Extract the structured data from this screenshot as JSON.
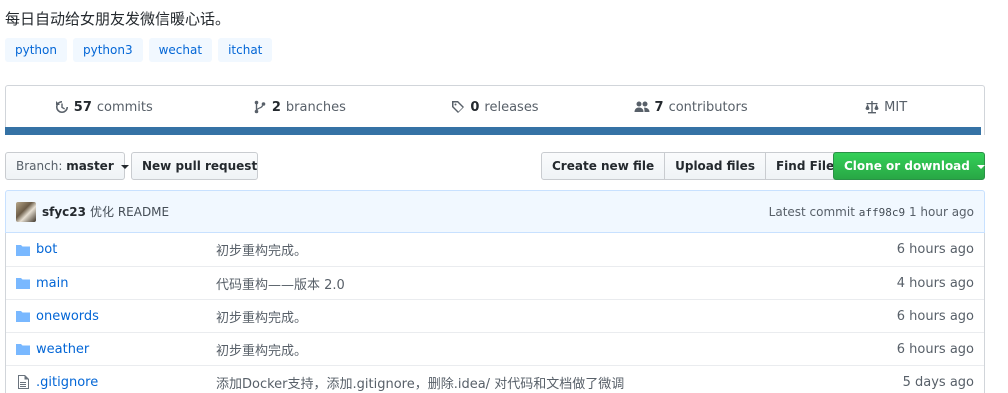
{
  "repo": {
    "description": "每日自动给女朋友发微信暖心话。",
    "topics": [
      "python",
      "python3",
      "wechat",
      "itchat"
    ]
  },
  "summary": {
    "commits": {
      "count": "57",
      "label": "commits"
    },
    "branches": {
      "count": "2",
      "label": "branches"
    },
    "releases": {
      "count": "0",
      "label": "releases"
    },
    "contributors": {
      "count": "7",
      "label": "contributors"
    },
    "license": {
      "label": "MIT"
    },
    "language_color": "#3572a5"
  },
  "toolbar": {
    "branch_label": "Branch:",
    "branch_value": "master",
    "new_pr_label": "New pull request",
    "create_file_label": "Create new file",
    "upload_label": "Upload files",
    "find_label": "Find File",
    "clone_label": "Clone or download"
  },
  "latest_commit": {
    "author": "sfyc23",
    "message": "优化 README",
    "prefix": "Latest commit",
    "sha": "aff98c9",
    "age": "1 hour ago"
  },
  "files": [
    {
      "icon": "folder-icon",
      "name": "bot",
      "message": "初步重构完成。",
      "age": "6 hours ago"
    },
    {
      "icon": "folder-icon",
      "name": "main",
      "message": "代码重构——版本 2.0",
      "age": "4 hours ago"
    },
    {
      "icon": "folder-icon",
      "name": "onewords",
      "message": "初步重构完成。",
      "age": "6 hours ago"
    },
    {
      "icon": "folder-icon",
      "name": "weather",
      "message": "初步重构完成。",
      "age": "6 hours ago"
    },
    {
      "icon": "file-icon",
      "name": ".gitignore",
      "message": "添加Docker支持，添加.gitignore，删除.idea/ 对代码和文档做了微调",
      "age": "5 days ago"
    }
  ]
}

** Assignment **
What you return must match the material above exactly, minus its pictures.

** Task answer **
Extract the structured data from this screenshot as JSON.
{
  "repo": {
    "description": "每日自动给女朋友发微信暖心话。",
    "topics": [
      "python",
      "python3",
      "wechat",
      "itchat"
    ]
  },
  "summary": {
    "commits": {
      "count": "57",
      "label": "commits"
    },
    "branches": {
      "count": "2",
      "label": "branches"
    },
    "releases": {
      "count": "0",
      "label": "releases"
    },
    "contributors": {
      "count": "7",
      "label": "contributors"
    },
    "license": {
      "label": "MIT"
    },
    "language_color": "#3572a5"
  },
  "toolbar": {
    "branch_label": "Branch:",
    "branch_value": "master",
    "new_pr_label": "New pull request",
    "create_file_label": "Create new file",
    "upload_label": "Upload files",
    "find_label": "Find File",
    "clone_label": "Clone or download"
  },
  "latest_commit": {
    "author": "sfyc23",
    "message": "优化 README",
    "prefix": "Latest commit",
    "sha": "aff98c9",
    "age": "1 hour ago"
  },
  "files": [
    {
      "icon": "folder-icon",
      "name": "bot",
      "message": "初步重构完成。",
      "age": "6 hours ago"
    },
    {
      "icon": "folder-icon",
      "name": "main",
      "message": "代码重构——版本 2.0",
      "age": "4 hours ago"
    },
    {
      "icon": "folder-icon",
      "name": "onewords",
      "message": "初步重构完成。",
      "age": "6 hours ago"
    },
    {
      "icon": "folder-icon",
      "name": "weather",
      "message": "初步重构完成。",
      "age": "6 hours ago"
    },
    {
      "icon": "file-icon",
      "name": ".gitignore",
      "message": "添加Docker支持，添加.gitignore，删除.idea/ 对代码和文档做了微调",
      "age": "5 days ago"
    }
  ]
}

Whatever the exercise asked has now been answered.